Items from an interface collection
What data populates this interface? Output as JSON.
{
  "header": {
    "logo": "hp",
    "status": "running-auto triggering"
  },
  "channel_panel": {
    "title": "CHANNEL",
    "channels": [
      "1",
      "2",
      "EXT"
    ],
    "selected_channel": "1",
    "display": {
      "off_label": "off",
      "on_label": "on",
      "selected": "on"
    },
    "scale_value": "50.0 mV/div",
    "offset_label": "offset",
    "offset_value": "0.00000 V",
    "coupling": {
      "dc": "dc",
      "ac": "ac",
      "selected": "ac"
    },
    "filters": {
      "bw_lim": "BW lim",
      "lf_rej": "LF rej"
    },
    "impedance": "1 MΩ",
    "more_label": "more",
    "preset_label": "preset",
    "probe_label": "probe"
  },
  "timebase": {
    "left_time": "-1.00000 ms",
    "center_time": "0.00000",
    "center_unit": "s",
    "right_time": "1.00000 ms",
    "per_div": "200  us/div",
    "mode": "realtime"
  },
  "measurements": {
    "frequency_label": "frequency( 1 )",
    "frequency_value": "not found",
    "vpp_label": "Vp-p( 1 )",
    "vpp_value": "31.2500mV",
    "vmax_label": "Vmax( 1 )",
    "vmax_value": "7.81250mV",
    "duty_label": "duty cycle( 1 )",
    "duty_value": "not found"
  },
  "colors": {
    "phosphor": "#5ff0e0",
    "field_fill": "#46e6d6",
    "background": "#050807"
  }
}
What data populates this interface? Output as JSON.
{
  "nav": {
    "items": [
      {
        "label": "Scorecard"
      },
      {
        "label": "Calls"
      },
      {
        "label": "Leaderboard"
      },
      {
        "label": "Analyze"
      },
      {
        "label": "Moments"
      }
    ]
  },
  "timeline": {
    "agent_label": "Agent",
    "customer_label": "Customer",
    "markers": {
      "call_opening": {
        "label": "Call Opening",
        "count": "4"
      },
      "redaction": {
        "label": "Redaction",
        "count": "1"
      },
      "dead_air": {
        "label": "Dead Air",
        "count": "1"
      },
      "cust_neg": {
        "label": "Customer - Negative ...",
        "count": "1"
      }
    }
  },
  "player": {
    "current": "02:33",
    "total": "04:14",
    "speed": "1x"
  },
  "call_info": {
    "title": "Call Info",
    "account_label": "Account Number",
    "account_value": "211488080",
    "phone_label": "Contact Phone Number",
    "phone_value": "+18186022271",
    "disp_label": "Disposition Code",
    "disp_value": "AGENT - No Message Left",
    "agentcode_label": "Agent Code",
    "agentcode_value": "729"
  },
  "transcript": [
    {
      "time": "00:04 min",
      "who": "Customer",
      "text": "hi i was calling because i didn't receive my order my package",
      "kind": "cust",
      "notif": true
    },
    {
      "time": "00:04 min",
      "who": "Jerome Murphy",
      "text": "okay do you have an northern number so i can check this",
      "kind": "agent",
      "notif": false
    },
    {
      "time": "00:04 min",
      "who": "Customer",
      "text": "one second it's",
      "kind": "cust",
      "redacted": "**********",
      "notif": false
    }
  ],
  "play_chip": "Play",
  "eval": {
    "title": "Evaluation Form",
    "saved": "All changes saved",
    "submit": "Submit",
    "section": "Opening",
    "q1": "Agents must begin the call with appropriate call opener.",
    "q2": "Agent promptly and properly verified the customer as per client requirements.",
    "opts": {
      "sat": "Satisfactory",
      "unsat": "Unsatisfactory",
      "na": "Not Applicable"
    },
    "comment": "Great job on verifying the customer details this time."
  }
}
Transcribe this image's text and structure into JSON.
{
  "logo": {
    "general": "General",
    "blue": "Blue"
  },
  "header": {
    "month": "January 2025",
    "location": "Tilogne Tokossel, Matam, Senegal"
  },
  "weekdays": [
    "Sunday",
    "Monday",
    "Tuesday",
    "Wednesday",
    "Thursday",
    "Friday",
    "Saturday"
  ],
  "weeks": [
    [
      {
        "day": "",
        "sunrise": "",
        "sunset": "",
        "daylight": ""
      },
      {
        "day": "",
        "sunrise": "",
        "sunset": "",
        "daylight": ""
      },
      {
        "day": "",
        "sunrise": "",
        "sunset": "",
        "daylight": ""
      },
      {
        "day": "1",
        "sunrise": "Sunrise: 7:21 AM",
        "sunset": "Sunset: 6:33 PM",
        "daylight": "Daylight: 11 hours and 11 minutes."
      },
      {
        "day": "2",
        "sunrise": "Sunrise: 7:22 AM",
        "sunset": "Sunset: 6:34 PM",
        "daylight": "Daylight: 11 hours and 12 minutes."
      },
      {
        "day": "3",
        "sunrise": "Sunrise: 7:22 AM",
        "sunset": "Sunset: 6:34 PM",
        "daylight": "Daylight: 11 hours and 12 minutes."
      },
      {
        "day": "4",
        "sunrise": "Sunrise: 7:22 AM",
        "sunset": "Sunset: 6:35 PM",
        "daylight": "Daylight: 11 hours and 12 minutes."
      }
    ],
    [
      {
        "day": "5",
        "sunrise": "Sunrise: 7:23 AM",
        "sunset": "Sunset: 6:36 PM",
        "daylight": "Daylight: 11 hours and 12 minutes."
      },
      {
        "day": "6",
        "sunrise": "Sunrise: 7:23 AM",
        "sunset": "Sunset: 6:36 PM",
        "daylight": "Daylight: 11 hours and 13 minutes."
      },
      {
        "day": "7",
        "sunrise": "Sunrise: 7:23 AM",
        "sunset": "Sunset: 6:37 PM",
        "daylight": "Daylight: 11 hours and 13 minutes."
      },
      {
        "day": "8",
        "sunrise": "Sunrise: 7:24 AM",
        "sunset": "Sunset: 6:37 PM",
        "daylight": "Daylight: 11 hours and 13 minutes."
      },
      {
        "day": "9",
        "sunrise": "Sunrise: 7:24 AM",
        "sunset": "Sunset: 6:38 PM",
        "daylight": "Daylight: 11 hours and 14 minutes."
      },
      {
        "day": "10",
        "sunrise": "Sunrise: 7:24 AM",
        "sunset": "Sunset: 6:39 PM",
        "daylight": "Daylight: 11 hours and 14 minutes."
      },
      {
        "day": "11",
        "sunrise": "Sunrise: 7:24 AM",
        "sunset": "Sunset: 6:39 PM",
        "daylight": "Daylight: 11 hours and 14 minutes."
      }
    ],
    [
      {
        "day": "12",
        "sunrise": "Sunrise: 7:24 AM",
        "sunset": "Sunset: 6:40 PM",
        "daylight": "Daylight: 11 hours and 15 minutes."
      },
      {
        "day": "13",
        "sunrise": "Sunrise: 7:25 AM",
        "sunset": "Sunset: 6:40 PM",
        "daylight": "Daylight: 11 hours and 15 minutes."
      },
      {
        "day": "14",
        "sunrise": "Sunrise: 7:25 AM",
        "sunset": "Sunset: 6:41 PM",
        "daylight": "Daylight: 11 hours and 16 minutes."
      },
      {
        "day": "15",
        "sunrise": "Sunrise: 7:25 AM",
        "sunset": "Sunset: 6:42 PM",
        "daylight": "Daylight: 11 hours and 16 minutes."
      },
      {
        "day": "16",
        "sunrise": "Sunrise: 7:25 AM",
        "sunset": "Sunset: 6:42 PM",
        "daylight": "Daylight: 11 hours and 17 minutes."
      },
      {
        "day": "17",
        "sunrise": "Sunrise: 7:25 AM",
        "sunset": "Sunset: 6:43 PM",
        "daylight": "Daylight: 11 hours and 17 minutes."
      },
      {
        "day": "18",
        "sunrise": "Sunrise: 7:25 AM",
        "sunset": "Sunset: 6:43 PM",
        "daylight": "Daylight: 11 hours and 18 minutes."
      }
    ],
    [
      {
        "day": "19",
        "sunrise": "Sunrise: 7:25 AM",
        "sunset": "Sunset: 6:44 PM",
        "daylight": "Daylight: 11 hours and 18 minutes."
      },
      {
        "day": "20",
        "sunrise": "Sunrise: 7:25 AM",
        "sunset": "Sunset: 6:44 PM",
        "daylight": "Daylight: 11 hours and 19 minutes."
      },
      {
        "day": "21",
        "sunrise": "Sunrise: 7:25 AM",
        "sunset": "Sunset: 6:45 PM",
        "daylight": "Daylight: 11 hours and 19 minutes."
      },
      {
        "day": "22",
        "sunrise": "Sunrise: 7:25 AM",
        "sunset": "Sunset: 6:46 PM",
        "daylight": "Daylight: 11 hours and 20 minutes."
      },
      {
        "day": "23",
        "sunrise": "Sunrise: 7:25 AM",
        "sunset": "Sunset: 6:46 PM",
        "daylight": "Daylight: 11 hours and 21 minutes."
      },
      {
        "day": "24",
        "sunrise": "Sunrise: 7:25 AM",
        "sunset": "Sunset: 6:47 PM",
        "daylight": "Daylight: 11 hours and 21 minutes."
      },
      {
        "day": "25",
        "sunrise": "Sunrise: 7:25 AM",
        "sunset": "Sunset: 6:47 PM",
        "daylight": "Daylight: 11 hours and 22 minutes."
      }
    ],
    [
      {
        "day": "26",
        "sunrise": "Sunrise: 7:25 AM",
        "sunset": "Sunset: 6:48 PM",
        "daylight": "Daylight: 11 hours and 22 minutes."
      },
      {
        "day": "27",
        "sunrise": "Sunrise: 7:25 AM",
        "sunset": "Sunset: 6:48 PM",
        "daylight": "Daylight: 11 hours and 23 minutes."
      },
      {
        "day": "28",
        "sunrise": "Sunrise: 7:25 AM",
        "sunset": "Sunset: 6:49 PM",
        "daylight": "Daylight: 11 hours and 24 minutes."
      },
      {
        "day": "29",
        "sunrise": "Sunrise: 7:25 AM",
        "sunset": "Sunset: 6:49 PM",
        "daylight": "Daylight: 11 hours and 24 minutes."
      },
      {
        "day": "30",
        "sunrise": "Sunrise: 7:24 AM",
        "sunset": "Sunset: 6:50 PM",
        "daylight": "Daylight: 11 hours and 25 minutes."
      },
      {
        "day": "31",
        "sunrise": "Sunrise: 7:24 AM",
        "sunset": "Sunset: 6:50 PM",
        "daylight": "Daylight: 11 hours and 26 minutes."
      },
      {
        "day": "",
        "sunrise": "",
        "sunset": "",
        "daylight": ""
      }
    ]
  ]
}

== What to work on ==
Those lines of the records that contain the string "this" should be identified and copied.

== Solution ==
What data populates this interface? Output as JSON.
What data populates this interface? Output as JSON.
      "text": "okay do you have an northern number so i can check this",
    "comment": "Great job on verifying the customer details this time."
Transcribe this image's text and structure into JSON.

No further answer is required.